> _Task details_
Give the whole listing below once more, exactly, without pictures.

****

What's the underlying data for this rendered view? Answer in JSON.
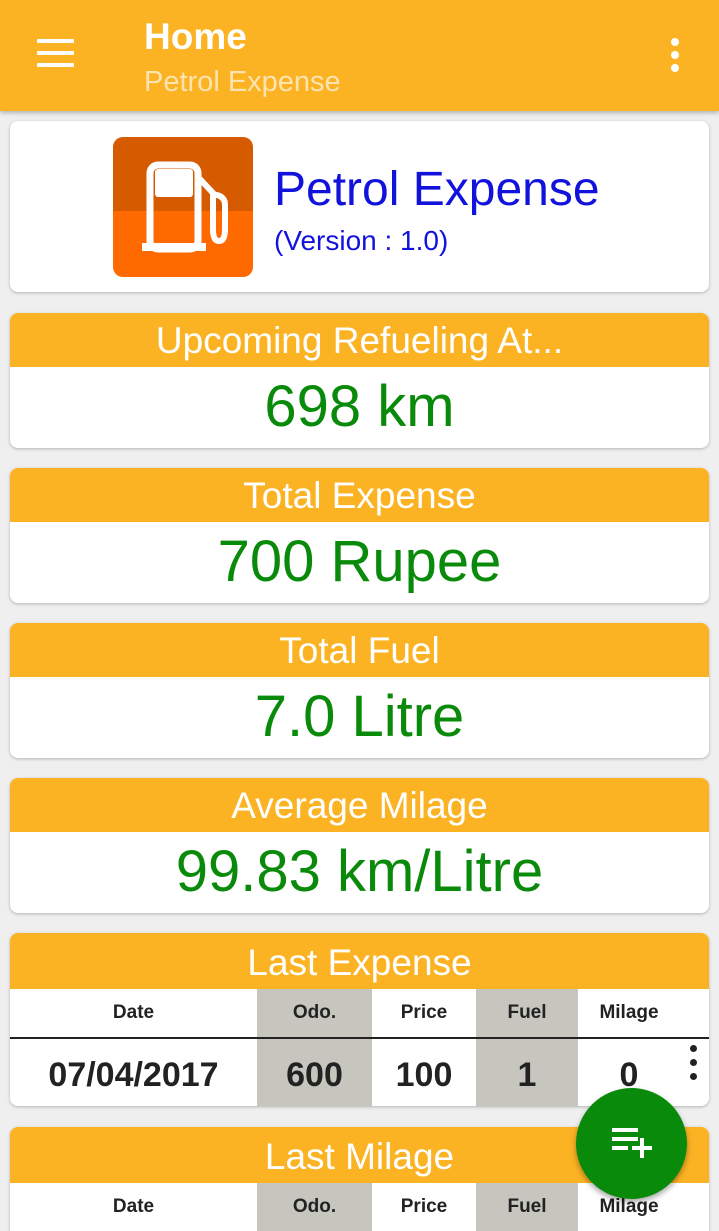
{
  "appbar": {
    "title": "Home",
    "subtitle": "Petrol Expense",
    "menu_icon": "hamburger-menu-icon",
    "more_icon": "more-vert-icon",
    "color": "#fbb323"
  },
  "about": {
    "app_name": "Petrol Expense",
    "version": "(Version : 1.0)",
    "logo_icon": "fuel-pump-icon"
  },
  "stats": {
    "upcoming": {
      "label": "Upcoming Refueling At...",
      "value": "698 km"
    },
    "expense": {
      "label": "Total Expense",
      "value": "700 Rupee"
    },
    "fuel": {
      "label": "Total Fuel",
      "value": "7.0 Litre"
    },
    "milage": {
      "label": "Average Milage",
      "value": "99.83 km/Litre"
    }
  },
  "table_headers": [
    "Date",
    "Odo.",
    "Price",
    "Fuel",
    "Milage"
  ],
  "last_expense": {
    "title": "Last Expense",
    "row": [
      "07/04/2017",
      "600",
      "100",
      "1",
      "0"
    ]
  },
  "last_milage": {
    "title": "Last Milage"
  },
  "fab": {
    "icon": "playlist-add-icon"
  },
  "colors": {
    "accent": "#fbb323",
    "value_green": "#0a8a0a",
    "title_blue": "#1212dd",
    "shaded_column": "#c6c6be"
  }
}
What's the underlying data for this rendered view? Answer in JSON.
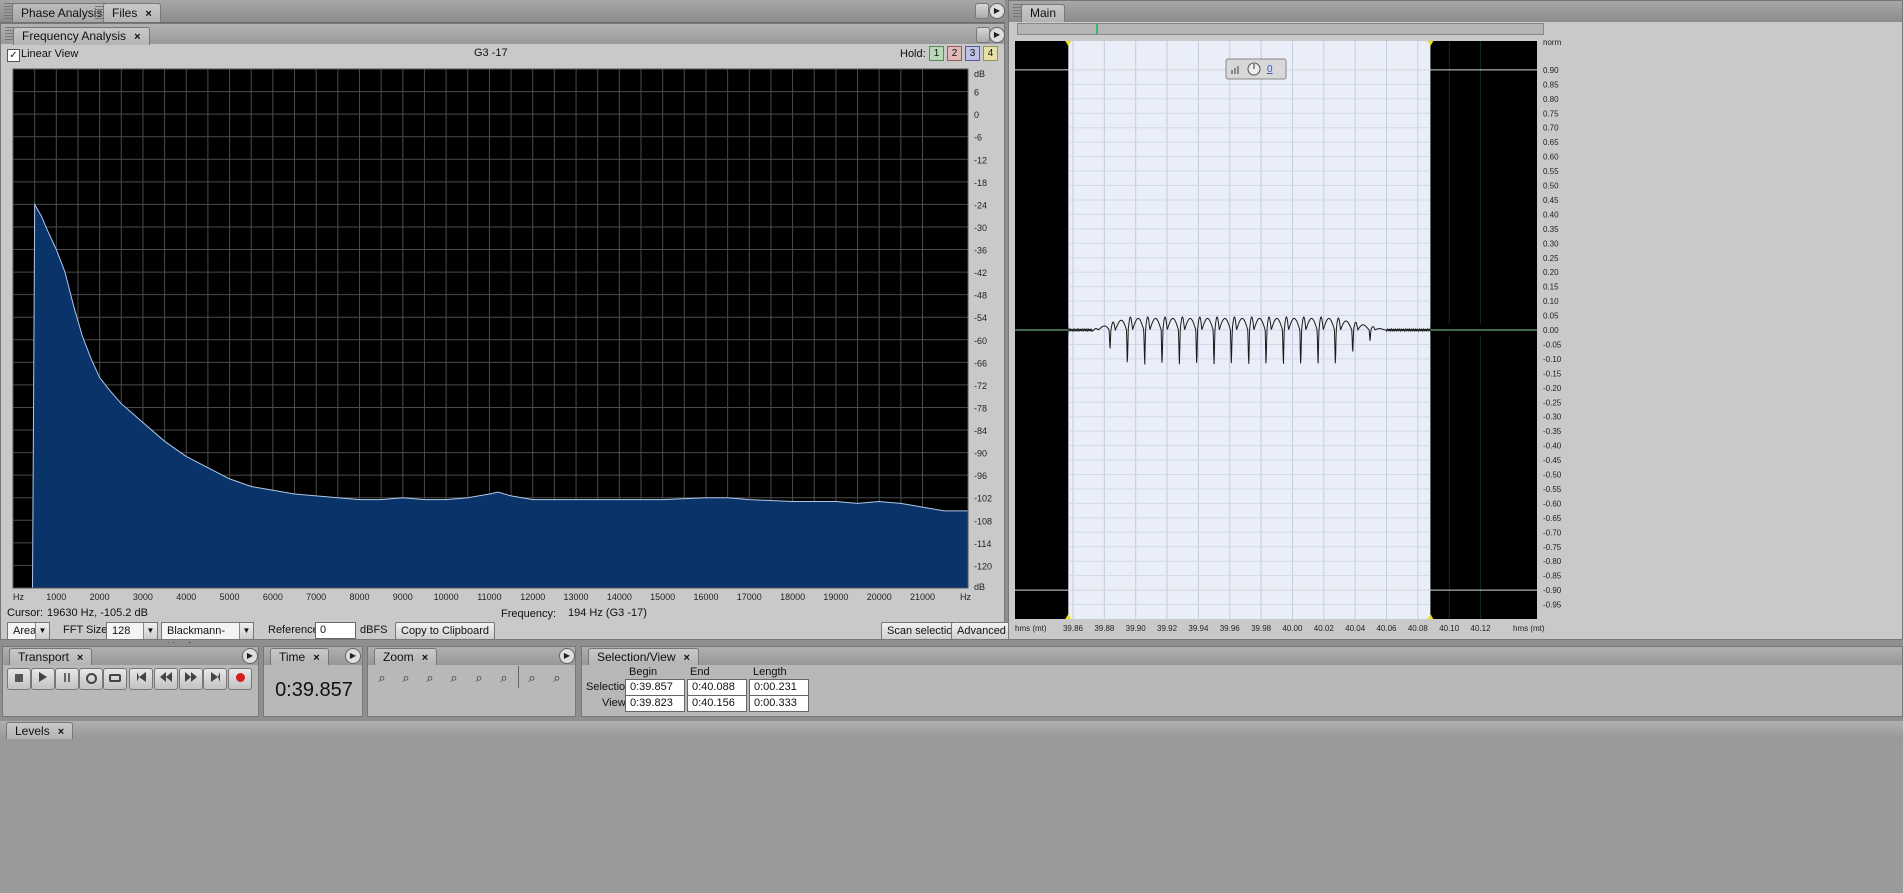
{
  "tabs_left": {
    "phase": "Phase Analysis",
    "files": "Files"
  },
  "freq_tab": "Frequency Analysis",
  "linear_view": "Linear View",
  "note_label": "G3 -17",
  "hold": {
    "label": "Hold:",
    "b1": "1",
    "b2": "2",
    "b3": "3",
    "b4": "4"
  },
  "icons": {
    "close": "×",
    "chevron": "▼",
    "play_menu": "▶"
  },
  "freq_chart": {
    "title": "",
    "y_unit": "dB",
    "x_unit": "Hz",
    "y_ticks": [
      "6",
      "0",
      "-6",
      "-12",
      "-18",
      "-24",
      "-30",
      "-36",
      "-42",
      "-48",
      "-54",
      "-60",
      "-66",
      "-72",
      "-78",
      "-84",
      "-90",
      "-96",
      "-102",
      "-108",
      "-114",
      "-120"
    ],
    "x_ticks": [
      "1000",
      "2000",
      "3000",
      "4000",
      "5000",
      "6000",
      "7000",
      "8000",
      "9000",
      "10000",
      "11000",
      "12000",
      "13000",
      "14000",
      "15000",
      "16000",
      "17000",
      "18000",
      "19000",
      "20000",
      "21000"
    ]
  },
  "chart_data": [
    {
      "type": "area",
      "xlabel": "Hz",
      "ylabel": "dB",
      "xlim": [
        0,
        22050
      ],
      "ylim": [
        -126,
        12
      ],
      "x": [
        450,
        500,
        550,
        650,
        800,
        1000,
        1200,
        1400,
        1600,
        1800,
        2000,
        2200,
        2500,
        2800,
        3000,
        3500,
        4000,
        4500,
        5000,
        5500,
        6000,
        6500,
        7000,
        7500,
        8000,
        8500,
        9000,
        9500,
        10000,
        10500,
        11000,
        11200,
        11500,
        12000,
        13000,
        14000,
        15000,
        16000,
        16500,
        17000,
        18000,
        19000,
        19500,
        20000,
        20500,
        21000,
        21500,
        22050
      ],
      "y": [
        -126,
        -24,
        -25,
        -27,
        -31,
        -36,
        -42,
        -51,
        -59,
        -65,
        -70,
        -73,
        -77,
        -80,
        -82,
        -87,
        -91,
        -94,
        -97,
        -99,
        -100,
        -101,
        -101.5,
        -102,
        -102.5,
        -102.5,
        -102,
        -102.5,
        -102.5,
        -102,
        -101,
        -100.5,
        -101.5,
        -102.5,
        -102.5,
        -102.5,
        -102.5,
        -102,
        -102,
        -102.5,
        -103,
        -103,
        -103.5,
        -103,
        -103.5,
        -104.5,
        -105.5,
        -105.5
      ]
    },
    {
      "type": "line",
      "xlabel": "hms (mt)",
      "ylabel": "norm",
      "xlim": [
        39.823,
        40.156
      ],
      "ylim": [
        -1,
        1
      ],
      "x_ticks": [
        "39.86",
        "39.88",
        "39.90",
        "39.92",
        "39.94",
        "39.96",
        "39.98",
        "40.00",
        "40.02",
        "40.04",
        "40.06",
        "40.08",
        "40.10",
        "40.12"
      ],
      "y_ticks": [
        "0.90",
        "0.85",
        "0.80",
        "0.75",
        "0.70",
        "0.65",
        "0.60",
        "0.55",
        "0.50",
        "0.45",
        "0.40",
        "0.35",
        "0.30",
        "0.25",
        "0.20",
        "0.15",
        "0.10",
        "0.05",
        "0.00",
        "-0.05",
        "-0.10",
        "-0.15",
        "-0.20",
        "-0.25",
        "-0.30",
        "-0.35",
        "-0.40",
        "-0.45",
        "-0.50",
        "-0.55",
        "-0.60",
        "-0.65",
        "-0.70",
        "-0.75",
        "-0.80",
        "-0.85",
        "-0.90",
        "-0.95"
      ],
      "selection": [
        39.857,
        40.088
      ],
      "burst_start": 39.872,
      "burst_end": 40.06,
      "burst_count": 17
    }
  ],
  "cursor": {
    "label": "Cursor:",
    "value": "19630 Hz, -105.2 dB"
  },
  "frequency": {
    "label": "Frequency:",
    "value": "194 Hz (G3 -17)"
  },
  "controls": {
    "mode": "Area",
    "fft_label": "FFT Size:",
    "fft": "128",
    "window": "Blackmann-Harris",
    "ref_label": "Reference:",
    "ref_value": "0",
    "ref_unit": "dBFS",
    "copy": "Copy to Clipboard",
    "scan": "Scan selection",
    "advanced": "Advanced"
  },
  "main_tab": "Main",
  "wave": {
    "left_unit": "hms (mt)",
    "right_unit": "hms (mt)",
    "y_unit": "norm",
    "volume": "0"
  },
  "transport": {
    "tab": "Transport"
  },
  "time": {
    "tab": "Time",
    "value": "0:39.857"
  },
  "zoom": {
    "tab": "Zoom"
  },
  "selview": {
    "tab": "Selection/View",
    "begin": "Begin",
    "end": "End",
    "length": "Length",
    "selection_label": "Selection",
    "view_label": "View",
    "sel_begin": "0:39.857",
    "sel_end": "0:40.088",
    "sel_length": "0:00.231",
    "view_begin": "0:39.823",
    "view_end": "0:40.156",
    "view_length": "0:00.333"
  },
  "levels": {
    "tab": "Levels"
  }
}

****

> _Result for this task_
What's the underlying data for this rendered view? Answer in JSON.
{
  "appbar": {
    "title": "Home",
    "subtitle": "Petrol Expense",
    "menu_icon": "hamburger-menu-icon",
    "more_icon": "more-vert-icon",
    "color": "#fbb323"
  },
  "about": {
    "app_name": "Petrol Expense",
    "version": "(Version : 1.0)",
    "logo_icon": "fuel-pump-icon"
  },
  "stats": {
    "upcoming": {
      "label": "Upcoming Refueling At...",
      "value": "698 km"
    },
    "expense": {
      "label": "Total Expense",
      "value": "700 Rupee"
    },
    "fuel": {
      "label": "Total Fuel",
      "value": "7.0 Litre"
    },
    "milage": {
      "label": "Average Milage",
      "value": "99.83 km/Litre"
    }
  },
  "table_headers": [
    "Date",
    "Odo.",
    "Price",
    "Fuel",
    "Milage"
  ],
  "last_expense": {
    "title": "Last Expense",
    "row": [
      "07/04/2017",
      "600",
      "100",
      "1",
      "0"
    ]
  },
  "last_milage": {
    "title": "Last Milage"
  },
  "fab": {
    "icon": "playlist-add-icon"
  },
  "colors": {
    "accent": "#fbb323",
    "value_green": "#0a8a0a",
    "title_blue": "#1212dd",
    "shaded_column": "#c6c6be"
  }
}
What's the underlying data for this rendered view? Answer in JSON.
{
  "tabs_left": {
    "phase": "Phase Analysis",
    "files": "Files"
  },
  "freq_tab": "Frequency Analysis",
  "linear_view": "Linear View",
  "note_label": "G3 -17",
  "hold": {
    "label": "Hold:",
    "b1": "1",
    "b2": "2",
    "b3": "3",
    "b4": "4"
  },
  "icons": {
    "close": "×",
    "chevron": "▼",
    "play_menu": "▶"
  },
  "freq_chart": {
    "title": "",
    "y_unit": "dB",
    "x_unit": "Hz",
    "y_ticks": [
      "6",
      "0",
      "-6",
      "-12",
      "-18",
      "-24",
      "-30",
      "-36",
      "-42",
      "-48",
      "-54",
      "-60",
      "-66",
      "-72",
      "-78",
      "-84",
      "-90",
      "-96",
      "-102",
      "-108",
      "-114",
      "-120"
    ],
    "x_ticks": [
      "1000",
      "2000",
      "3000",
      "4000",
      "5000",
      "6000",
      "7000",
      "8000",
      "9000",
      "10000",
      "11000",
      "12000",
      "13000",
      "14000",
      "15000",
      "16000",
      "17000",
      "18000",
      "19000",
      "20000",
      "21000"
    ]
  },
  "chart_data": [
    {
      "type": "area",
      "xlabel": "Hz",
      "ylabel": "dB",
      "xlim": [
        0,
        22050
      ],
      "ylim": [
        -126,
        12
      ],
      "x": [
        450,
        500,
        550,
        650,
        800,
        1000,
        1200,
        1400,
        1600,
        1800,
        2000,
        2200,
        2500,
        2800,
        3000,
        3500,
        4000,
        4500,
        5000,
        5500,
        6000,
        6500,
        7000,
        7500,
        8000,
        8500,
        9000,
        9500,
        10000,
        10500,
        11000,
        11200,
        11500,
        12000,
        13000,
        14000,
        15000,
        16000,
        16500,
        17000,
        18000,
        19000,
        19500,
        20000,
        20500,
        21000,
        21500,
        22050
      ],
      "y": [
        -126,
        -24,
        -25,
        -27,
        -31,
        -36,
        -42,
        -51,
        -59,
        -65,
        -70,
        -73,
        -77,
        -80,
        -82,
        -87,
        -91,
        -94,
        -97,
        -99,
        -100,
        -101,
        -101.5,
        -102,
        -102.5,
        -102.5,
        -102,
        -102.5,
        -102.5,
        -102,
        -101,
        -100.5,
        -101.5,
        -102.5,
        -102.5,
        -102.5,
        -102.5,
        -102,
        -102,
        -102.5,
        -103,
        -103,
        -103.5,
        -103,
        -103.5,
        -104.5,
        -105.5,
        -105.5
      ]
    },
    {
      "type": "line",
      "xlabel": "hms (mt)",
      "ylabel": "norm",
      "xlim": [
        39.823,
        40.156
      ],
      "ylim": [
        -1,
        1
      ],
      "x_ticks": [
        "39.86",
        "39.88",
        "39.90",
        "39.92",
        "39.94",
        "39.96",
        "39.98",
        "40.00",
        "40.02",
        "40.04",
        "40.06",
        "40.08",
        "40.10",
        "40.12"
      ],
      "y_ticks": [
        "0.90",
        "0.85",
        "0.80",
        "0.75",
        "0.70",
        "0.65",
        "0.60",
        "0.55",
        "0.50",
        "0.45",
        "0.40",
        "0.35",
        "0.30",
        "0.25",
        "0.20",
        "0.15",
        "0.10",
        "0.05",
        "0.00",
        "-0.05",
        "-0.10",
        "-0.15",
        "-0.20",
        "-0.25",
        "-0.30",
        "-0.35",
        "-0.40",
        "-0.45",
        "-0.50",
        "-0.55",
        "-0.60",
        "-0.65",
        "-0.70",
        "-0.75",
        "-0.80",
        "-0.85",
        "-0.90",
        "-0.95"
      ],
      "selection": [
        39.857,
        40.088
      ],
      "burst_start": 39.872,
      "burst_end": 40.06,
      "burst_count": 17
    }
  ],
  "cursor": {
    "label": "Cursor:",
    "value": "19630 Hz, -105.2 dB"
  },
  "frequency": {
    "label": "Frequency:",
    "value": "194 Hz (G3 -17)"
  },
  "controls": {
    "mode": "Area",
    "fft_label": "FFT Size:",
    "fft": "128",
    "window": "Blackmann-Harris",
    "ref_label": "Reference:",
    "ref_value": "0",
    "ref_unit": "dBFS",
    "copy": "Copy to Clipboard",
    "scan": "Scan selection",
    "advanced": "Advanced"
  },
  "main_tab": "Main",
  "wave": {
    "left_unit": "hms (mt)",
    "right_unit": "hms (mt)",
    "y_unit": "norm",
    "volume": "0"
  },
  "transport": {
    "tab": "Transport"
  },
  "time": {
    "tab": "Time",
    "value": "0:39.857"
  },
  "zoom": {
    "tab": "Zoom"
  },
  "selview": {
    "tab": "Selection/View",
    "begin": "Begin",
    "end": "End",
    "length": "Length",
    "selection_label": "Selection",
    "view_label": "View",
    "sel_begin": "0:39.857",
    "sel_end": "0:40.088",
    "sel_length": "0:00.231",
    "view_begin": "0:39.823",
    "view_end": "0:40.156",
    "view_length": "0:00.333"
  },
  "levels": {
    "tab": "Levels"
  }
}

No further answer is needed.